WHAT IS NEEDED: Word for word, repeat the entries, minus the pictures.

EXTRACTED MATERIAL:
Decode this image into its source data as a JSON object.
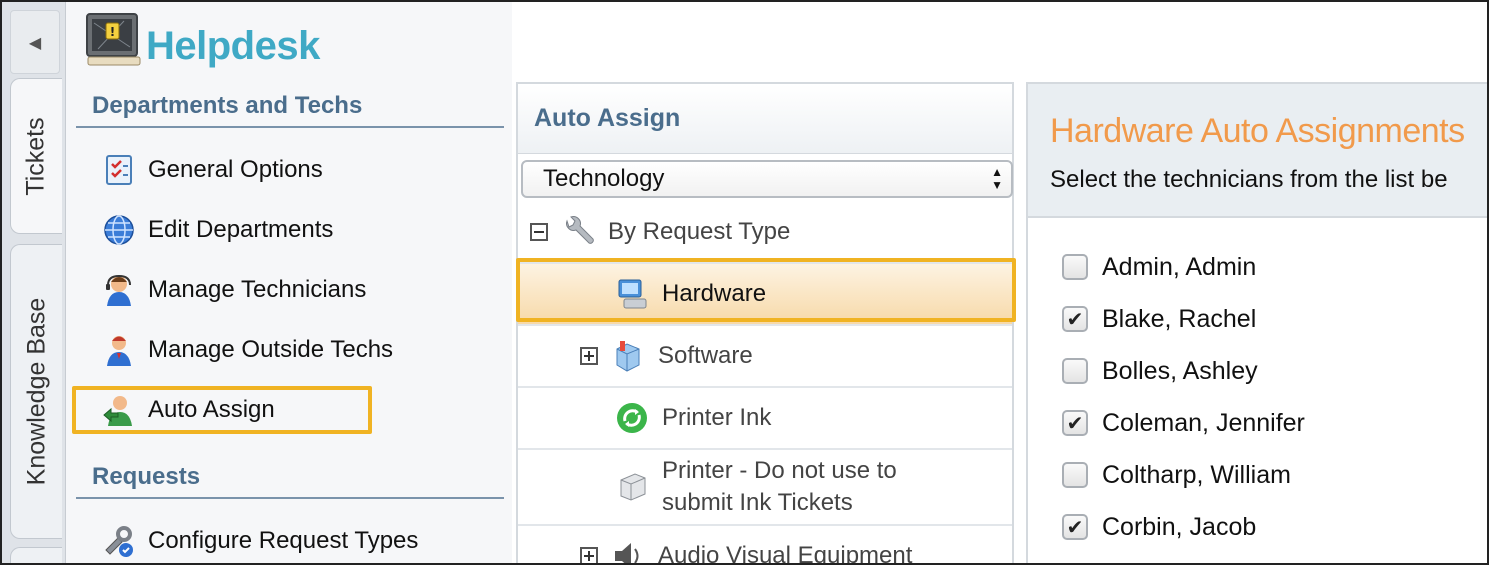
{
  "vertical_tabs": [
    {
      "label": "Tickets"
    },
    {
      "label": "Knowledge Base"
    }
  ],
  "app": {
    "title": "Helpdesk"
  },
  "sections": {
    "departments": {
      "title": "Departments and Techs",
      "items": [
        {
          "label": "General Options",
          "icon": "checklist-icon"
        },
        {
          "label": "Edit Departments",
          "icon": "globe-icon"
        },
        {
          "label": "Manage Technicians",
          "icon": "technician-icon"
        },
        {
          "label": "Manage Outside Techs",
          "icon": "outside-tech-icon"
        },
        {
          "label": "Auto Assign",
          "icon": "auto-assign-icon"
        }
      ]
    },
    "requests": {
      "title": "Requests",
      "items": [
        {
          "label": "Configure Request Types",
          "icon": "configure-icon"
        }
      ]
    }
  },
  "auto_assign": {
    "title": "Auto Assign",
    "category_select": "Technology",
    "tree": [
      {
        "label": "By Request Type",
        "icon": "wrench-icon",
        "toggle": "collapse"
      },
      {
        "label": "Hardware",
        "icon": "computer-icon",
        "selected": true
      },
      {
        "label": "Software",
        "icon": "software-icon",
        "toggle": "expand"
      },
      {
        "label": "Printer Ink",
        "icon": "recycle-icon"
      },
      {
        "label_line1": "Printer - Do not use to",
        "label_line2": "submit Ink Tickets",
        "icon": "printer-icon"
      },
      {
        "label": "Audio Visual Equipment",
        "icon": "speaker-icon",
        "toggle": "expand"
      }
    ]
  },
  "assignments": {
    "title": "Hardware Auto Assignments",
    "subtitle": "Select the technicians from the list be",
    "technicians": [
      {
        "name": "Admin, Admin",
        "checked": false
      },
      {
        "name": "Blake, Rachel",
        "checked": true
      },
      {
        "name": "Bolles, Ashley",
        "checked": false
      },
      {
        "name": "Coleman, Jennifer",
        "checked": true
      },
      {
        "name": "Coltharp, William",
        "checked": false
      },
      {
        "name": "Corbin, Jacob",
        "checked": true
      }
    ]
  },
  "colors": {
    "brand": "#3fa9c5",
    "section_heading": "#4a6d8c",
    "assignment_title": "#f19a4b",
    "highlight": "#f0b323"
  }
}
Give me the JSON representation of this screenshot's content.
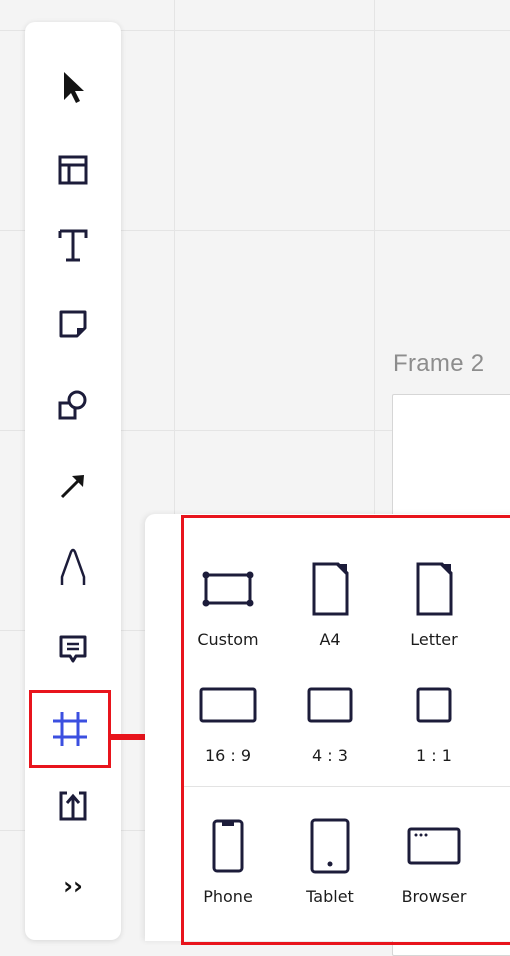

TASK ANSWER:
Decode this image into its source data as a JSON object.
{
  "vertical_tabs": [
    {
      "label": "Tickets"
    },
    {
      "label": "Knowledge Base"
    }
  ],
  "app": {
    "title": "Helpdesk"
  },
  "sections": {
    "departments": {
      "title": "Departments and Techs",
      "items": [
        {
          "label": "General Options",
          "icon": "checklist-icon"
        },
        {
          "label": "Edit Departments",
          "icon": "globe-icon"
        },
        {
          "label": "Manage Technicians",
          "icon": "technician-icon"
        },
        {
          "label": "Manage Outside Techs",
          "icon": "outside-tech-icon"
        },
        {
          "label": "Auto Assign",
          "icon": "auto-assign-icon"
        }
      ]
    },
    "requests": {
      "title": "Requests",
      "items": [
        {
          "label": "Configure Request Types",
          "icon": "configure-icon"
        }
      ]
    }
  },
  "auto_assign": {
    "title": "Auto Assign",
    "category_select": "Technology",
    "tree": [
      {
        "label": "By Request Type",
        "icon": "wrench-icon",
        "toggle": "collapse"
      },
      {
        "label": "Hardware",
        "icon": "computer-icon",
        "selected": true
      },
      {
        "label": "Software",
        "icon": "software-icon",
        "toggle": "expand"
      },
      {
        "label": "Printer Ink",
        "icon": "recycle-icon"
      },
      {
        "label_line1": "Printer - Do not use to",
        "label_line2": "submit Ink Tickets",
        "icon": "printer-icon"
      },
      {
        "label": "Audio Visual Equipment",
        "icon": "speaker-icon",
        "toggle": "expand"
      }
    ]
  },
  "assignments": {
    "title": "Hardware Auto Assignments",
    "subtitle": "Select the technicians from the list be",
    "technicians": [
      {
        "name": "Admin, Admin",
        "checked": false
      },
      {
        "name": "Blake, Rachel",
        "checked": true
      },
      {
        "name": "Bolles, Ashley",
        "checked": false
      },
      {
        "name": "Coleman, Jennifer",
        "checked": true
      },
      {
        "name": "Coltharp, William",
        "checked": false
      },
      {
        "name": "Corbin, Jacob",
        "checked": true
      }
    ]
  },
  "colors": {
    "brand": "#3fa9c5",
    "section_heading": "#4a6d8c",
    "assignment_title": "#f19a4b",
    "highlight": "#f0b323"
  }
}
Give me the JSON representation of this screenshot's content.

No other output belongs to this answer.